Tan Quee Lan Street used to be a bustling food street in the past with plenty of food stalls before it was cleaned up for development, so I thought it was a wonderful nod to the past to hold an event that introduces new hawkers to the public, as well as preserve our hawker culture.
The hawker stalls listed above are all Hawkers of the Tiger Street Food Support Fund, and the event is held to canvas funds for the future, pledging to commit an amount equivalent to the proceeds towards the next Tiger Street Food Support Fund.
The stalls will be selling dishes from hawkers, including Jia Xiang Nasi Lemak and Ah Tan Wings with the various Tiger beers — Tiger Beer, Tiger Black, Tiger White, Tiger Silver, Tiger Radler and Tiger Slushie. All you have to do is follow the beer pairing chart at the food event and let your senses go on an adventure.
With a beer or two in hand and a bowl of my favourite classic hawker dish, set in a backdrop filled with ping pong lights and live bands playing English and Chinese tunes, I definitely know where I’d be on a Friday evening!
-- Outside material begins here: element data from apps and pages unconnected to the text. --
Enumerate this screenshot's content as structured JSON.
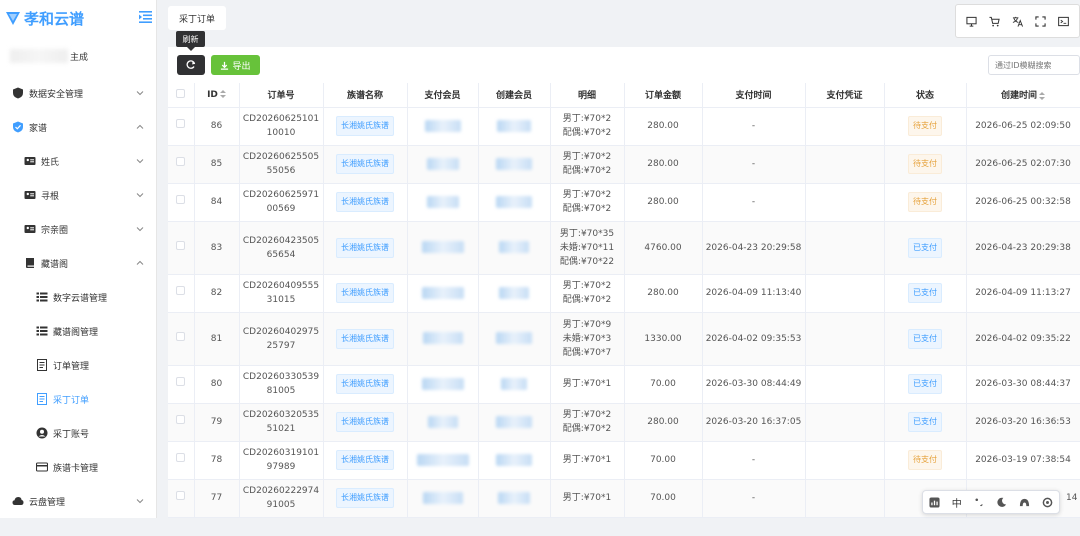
{
  "app": {
    "title": "孝和云谱",
    "user_suffix": "主成"
  },
  "sidebar": {
    "items": [
      {
        "label": "数据安全管理",
        "icon": "shield-icon",
        "level": 1,
        "arrow": "down"
      },
      {
        "label": "家谱",
        "icon": "shield-check-icon",
        "level": 1,
        "arrow": "up"
      },
      {
        "label": "姓氏",
        "icon": "id-card-icon",
        "level": 2,
        "arrow": "down"
      },
      {
        "label": "寻根",
        "icon": "id-card-icon",
        "level": 2,
        "arrow": "down"
      },
      {
        "label": "宗亲圈",
        "icon": "id-card-icon",
        "level": 2,
        "arrow": "down"
      },
      {
        "label": "藏谱阁",
        "icon": "book-icon",
        "level": 2,
        "arrow": "up"
      },
      {
        "label": "数字云谱管理",
        "icon": "list-icon",
        "level": 3
      },
      {
        "label": "藏谱阁管理",
        "icon": "list-icon",
        "level": 3
      },
      {
        "label": "订单管理",
        "icon": "document-icon",
        "level": 3
      },
      {
        "label": "采丁订单",
        "icon": "document-icon",
        "level": 3,
        "active": true
      },
      {
        "label": "采丁账号",
        "icon": "user-circle-icon",
        "level": 3
      },
      {
        "label": "族谱卡管理",
        "icon": "card-icon",
        "level": 3
      },
      {
        "label": "云盘管理",
        "icon": "cloud-icon",
        "level": 1,
        "arrow": "down"
      }
    ]
  },
  "tabs": {
    "active": "采丁订单"
  },
  "toolbar": {
    "refresh_tooltip": "刷新",
    "export_label": "导出",
    "search_placeholder": "通过ID模糊搜索"
  },
  "table": {
    "columns": [
      "ID",
      "订单号",
      "族谱名称",
      "支付会员",
      "创建会员",
      "明细",
      "订单金额",
      "支付时间",
      "支付凭证",
      "状态",
      "创建时间"
    ],
    "rows": [
      {
        "id": "86",
        "order_no": [
          "CD20260625101",
          "10010"
        ],
        "genealogy": "长湘姚氏族谱",
        "detail": [
          "男丁:¥70*2",
          "配偶:¥70*2"
        ],
        "amount": "280.00",
        "pay_time": "-",
        "status": "待支付",
        "status_type": "pending",
        "created": "2026-06-25 02:09:50"
      },
      {
        "id": "85",
        "order_no": [
          "CD20260625505",
          "55056"
        ],
        "genealogy": "长湘姚氏族谱",
        "detail": [
          "男丁:¥70*2",
          "配偶:¥70*2"
        ],
        "amount": "280.00",
        "pay_time": "-",
        "status": "待支付",
        "status_type": "pending",
        "created": "2026-06-25 02:07:30"
      },
      {
        "id": "84",
        "order_no": [
          "CD20260625971",
          "00569"
        ],
        "genealogy": "长湘姚氏族谱",
        "detail": [
          "男丁:¥70*2",
          "配偶:¥70*2"
        ],
        "amount": "280.00",
        "pay_time": "-",
        "status": "待支付",
        "status_type": "pending",
        "created": "2026-06-25 00:32:58"
      },
      {
        "id": "83",
        "order_no": [
          "CD20260423505",
          "65654"
        ],
        "genealogy": "长湘姚氏族谱",
        "detail": [
          "男丁:¥70*35",
          "未婚:¥70*11",
          "配偶:¥70*22"
        ],
        "amount": "4760.00",
        "pay_time": "2026-04-23 20:29:58",
        "status": "已支付",
        "status_type": "paid",
        "created": "2026-04-23 20:29:38"
      },
      {
        "id": "82",
        "order_no": [
          "CD20260409555",
          "31015"
        ],
        "genealogy": "长湘姚氏族谱",
        "detail": [
          "男丁:¥70*2",
          "配偶:¥70*2"
        ],
        "amount": "280.00",
        "pay_time": "2026-04-09 11:13:40",
        "status": "已支付",
        "status_type": "paid",
        "created": "2026-04-09 11:13:27"
      },
      {
        "id": "81",
        "order_no": [
          "CD20260402975",
          "25797"
        ],
        "genealogy": "长湘姚氏族谱",
        "detail": [
          "男丁:¥70*9",
          "未婚:¥70*3",
          "配偶:¥70*7"
        ],
        "amount": "1330.00",
        "pay_time": "2026-04-02 09:35:53",
        "status": "已支付",
        "status_type": "paid",
        "created": "2026-04-02 09:35:22"
      },
      {
        "id": "80",
        "order_no": [
          "CD20260330539",
          "81005"
        ],
        "genealogy": "长湘姚氏族谱",
        "detail": [
          "男丁:¥70*1"
        ],
        "amount": "70.00",
        "pay_time": "2026-03-30 08:44:49",
        "status": "已支付",
        "status_type": "paid",
        "created": "2026-03-30 08:44:37"
      },
      {
        "id": "79",
        "order_no": [
          "CD20260320535",
          "51021"
        ],
        "genealogy": "长湘姚氏族谱",
        "detail": [
          "男丁:¥70*2",
          "配偶:¥70*2"
        ],
        "amount": "280.00",
        "pay_time": "2026-03-20 16:37:05",
        "status": "已支付",
        "status_type": "paid",
        "created": "2026-03-20 16:36:53"
      },
      {
        "id": "78",
        "order_no": [
          "CD20260319101",
          "97989"
        ],
        "genealogy": "长湘姚氏族谱",
        "detail": [
          "男丁:¥70*1"
        ],
        "amount": "70.00",
        "pay_time": "-",
        "status": "待支付",
        "status_type": "pending",
        "created": "2026-03-19 07:38:54"
      },
      {
        "id": "77",
        "order_no": [
          "CD20260222974",
          "91005"
        ],
        "genealogy": "长湘姚氏族谱",
        "detail": [
          "男丁:¥70*1"
        ],
        "amount": "70.00",
        "pay_time": "-",
        "status": "",
        "status_type": "",
        "created": "14"
      }
    ]
  },
  "float_toolbar": {
    "lang_label": "中"
  },
  "colors": {
    "primary": "#409eff",
    "success": "#67c23a",
    "warning": "#e6a23c",
    "dark": "#303133"
  }
}
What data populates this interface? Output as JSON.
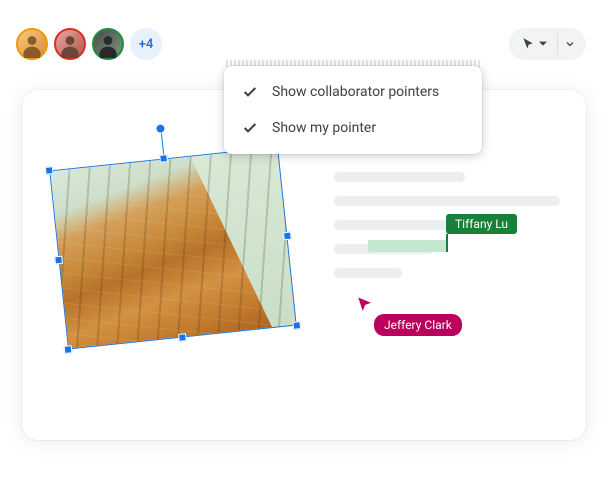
{
  "collaborators": {
    "avatars": [
      {
        "name": "collaborator-1",
        "ring_color": "#f29900"
      },
      {
        "name": "collaborator-2",
        "ring_color": "#d93025"
      },
      {
        "name": "collaborator-3",
        "ring_color": "#1e8e3e"
      }
    ],
    "overflow_label": "+4"
  },
  "pointer_control": {
    "icon": "cursor-icon"
  },
  "dropdown": {
    "items": [
      {
        "checked": true,
        "label": "Show collaborator pointers"
      },
      {
        "checked": true,
        "label": "Show my pointer"
      }
    ]
  },
  "live_cursors": {
    "green": {
      "name": "Tiffany Lu",
      "color": "#188038"
    },
    "pink": {
      "name": "Jeffery Clark",
      "color": "#b8005c"
    }
  },
  "selected_object": {
    "type": "image",
    "description": "building-photo"
  }
}
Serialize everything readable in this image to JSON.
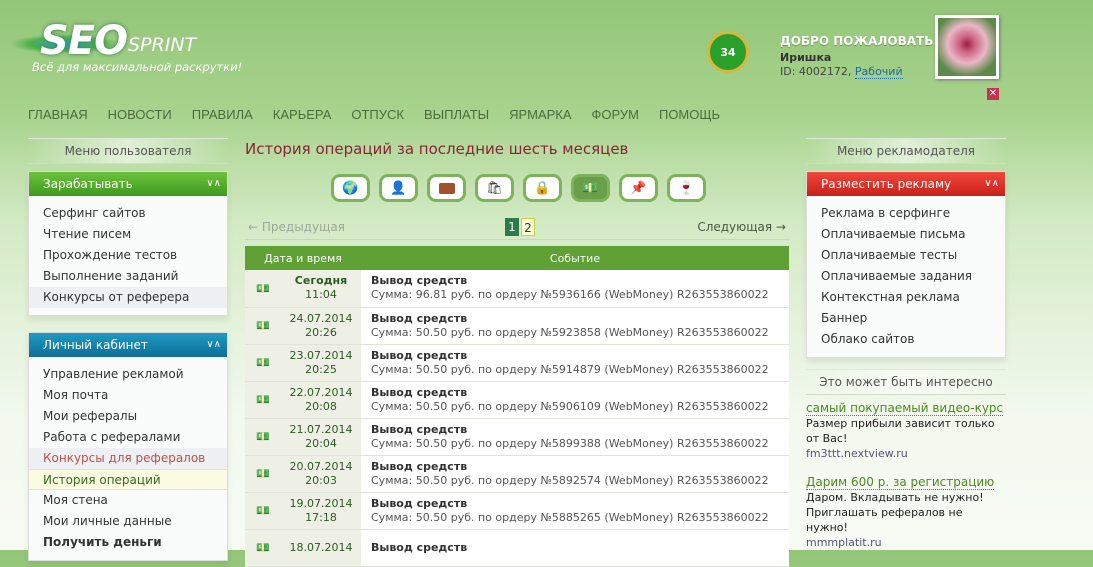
{
  "header": {
    "logo_main": "SEO",
    "logo_sub": "SPRINT",
    "slogan": "Всё для максимальной раскрутки!",
    "level": "34",
    "welcome": "ДОБРО ПОЖАЛОВАТЬ",
    "username": "Иришка",
    "user_id": "ID: 4002172,",
    "status": "Рабочий",
    "close": "✕"
  },
  "nav": [
    "ГЛАВНАЯ",
    "НОВОСТИ",
    "ПРАВИЛА",
    "КАРЬЕРА",
    "ОТПУСК",
    "ВЫПЛАТЫ",
    "ЯРМАРКА",
    "ФОРУМ",
    "ПОМОЩЬ"
  ],
  "left": {
    "title": "Меню пользователя",
    "earn": {
      "label": "Зарабатывать",
      "items": [
        "Серфинг сайтов",
        "Чтение писем",
        "Прохождение тестов",
        "Выполнение заданий",
        "Конкурсы от реферера"
      ]
    },
    "cabinet": {
      "label": "Личный кабинет",
      "items": [
        "Управление рекламой",
        "Моя почта",
        "Мои рефералы",
        "Работа с рефералами",
        "Конкурсы для рефералов",
        "История операций",
        "Моя стена",
        "Мои личные данные",
        "Получить деньги"
      ]
    }
  },
  "main": {
    "title": "История операций за последние шесть месяцев",
    "icons": [
      "globe-icon",
      "user-icon",
      "wallet-icon",
      "shopping-bag-icon",
      "lock-edit-icon",
      "money-icon",
      "pushpin-icon",
      "wine-glass-icon"
    ],
    "prev": "← Предыдущая",
    "next": "Следующая →",
    "pages": [
      "1",
      "2"
    ],
    "columns": [
      "Дата и время",
      "Событие"
    ],
    "rows": [
      {
        "date": "Сегодня",
        "time": "11:04",
        "event": "Вывод средств",
        "details": "Сумма: 96.81 руб. по ордеру №5936166 (WebMoney) R263553860022"
      },
      {
        "date": "24.07.2014",
        "time": "20:26",
        "event": "Вывод средств",
        "details": "Сумма: 50.50 руб. по ордеру №5923858 (WebMoney) R263553860022"
      },
      {
        "date": "23.07.2014",
        "time": "20:25",
        "event": "Вывод средств",
        "details": "Сумма: 50.50 руб. по ордеру №5914879 (WebMoney) R263553860022"
      },
      {
        "date": "22.07.2014",
        "time": "20:08",
        "event": "Вывод средств",
        "details": "Сумма: 50.50 руб. по ордеру №5906109 (WebMoney) R263553860022"
      },
      {
        "date": "21.07.2014",
        "time": "20:04",
        "event": "Вывод средств",
        "details": "Сумма: 50.50 руб. по ордеру №5899388 (WebMoney) R263553860022"
      },
      {
        "date": "20.07.2014",
        "time": "20:03",
        "event": "Вывод средств",
        "details": "Сумма: 50.50 руб. по ордеру №5892574 (WebMoney) R263553860022"
      },
      {
        "date": "19.07.2014",
        "time": "17:18",
        "event": "Вывод средств",
        "details": "Сумма: 50.50 руб. по ордеру №5885265 (WebMoney) R263553860022"
      },
      {
        "date": "18.07.2014",
        "time": "",
        "event": "Вывод средств",
        "details": ""
      }
    ]
  },
  "right": {
    "title": "Меню рекламодателя",
    "ads": {
      "label": "Разместить рекламу",
      "items": [
        "Реклама в серфинге",
        "Оплачиваемые письма",
        "Оплачиваемые тесты",
        "Оплачиваемые задания",
        "Контекстная реклама",
        "Баннер",
        "Облако сайтов"
      ]
    },
    "interest": {
      "title": "Это может быть интересно",
      "items": [
        {
          "link": "самый покупаемый видео-курс",
          "desc": "Размер прибыли зависит только от Вас!",
          "url": "fm3ttt.nextview.ru"
        },
        {
          "link": "Дарим 600 р. за регистрацию",
          "desc": "Даром. Вкладывать не нужно! Приглашать рефералов не нужно!",
          "url": "mmmplatit.ru"
        }
      ]
    }
  }
}
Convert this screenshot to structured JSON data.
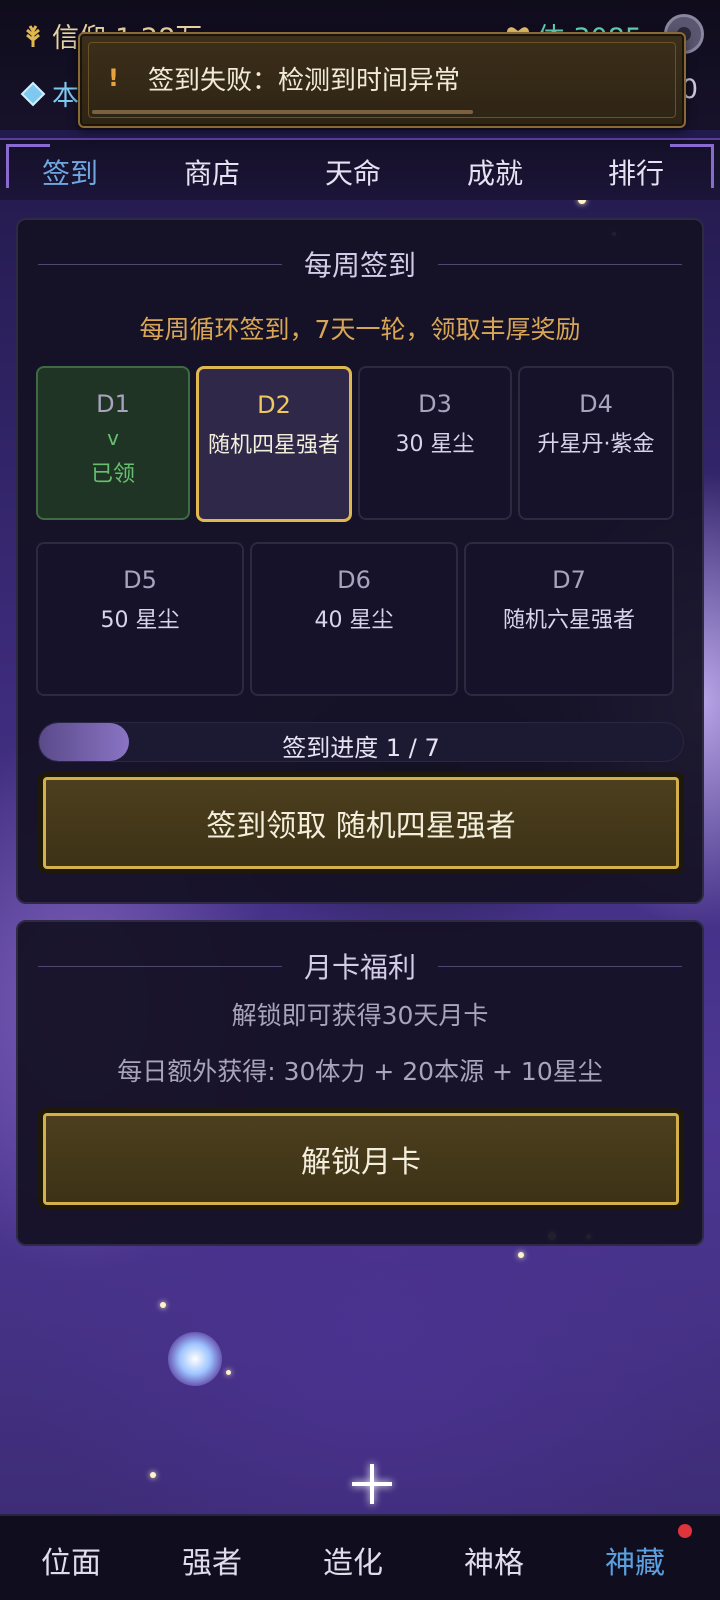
{
  "topbar": {
    "faith": "信仰:1.28万",
    "stamina": "体:3085",
    "source": "本",
    "right_value": "0"
  },
  "toast": {
    "icon": "!",
    "message": "签到失败：检测到时间异常",
    "progress": 0.63
  },
  "tabs": [
    "签到",
    "商店",
    "天命",
    "成就",
    "排行"
  ],
  "weekly": {
    "title": "每周签到",
    "subtitle": "每周循环签到，7天一轮，领取丰厚奖励",
    "days": [
      {
        "day": "D1",
        "reward": "已领",
        "mark": "v"
      },
      {
        "day": "D2",
        "reward": "随机四星强者"
      },
      {
        "day": "D3",
        "reward": "30 星尘"
      },
      {
        "day": "D4",
        "reward": "升星丹·紫金"
      },
      {
        "day": "D5",
        "reward": "50 星尘"
      },
      {
        "day": "D6",
        "reward": "40 星尘"
      },
      {
        "day": "D7",
        "reward": "随机六星强者"
      }
    ],
    "progress_label": "签到进度  1 / 7",
    "progress_fraction": 0.14,
    "claim_button": "签到领取  随机四星强者"
  },
  "monthly": {
    "title": "月卡福利",
    "line1": "解锁即可获得30天月卡",
    "line2": "每日额外获得: 30体力 + 20本源 + 10星尘",
    "unlock_button": "解锁月卡"
  },
  "bottom_nav": [
    "位面",
    "强者",
    "造化",
    "神格",
    "神藏"
  ],
  "colors": {
    "accent_gold": "#e0b850",
    "active_tab": "#6fa8e0",
    "claimed_green": "#66c070",
    "notification_dot": "#e0343c"
  }
}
Date & Time: 22 September 2017, 5pm
*This post is brought to you in partnership with Tiger Beer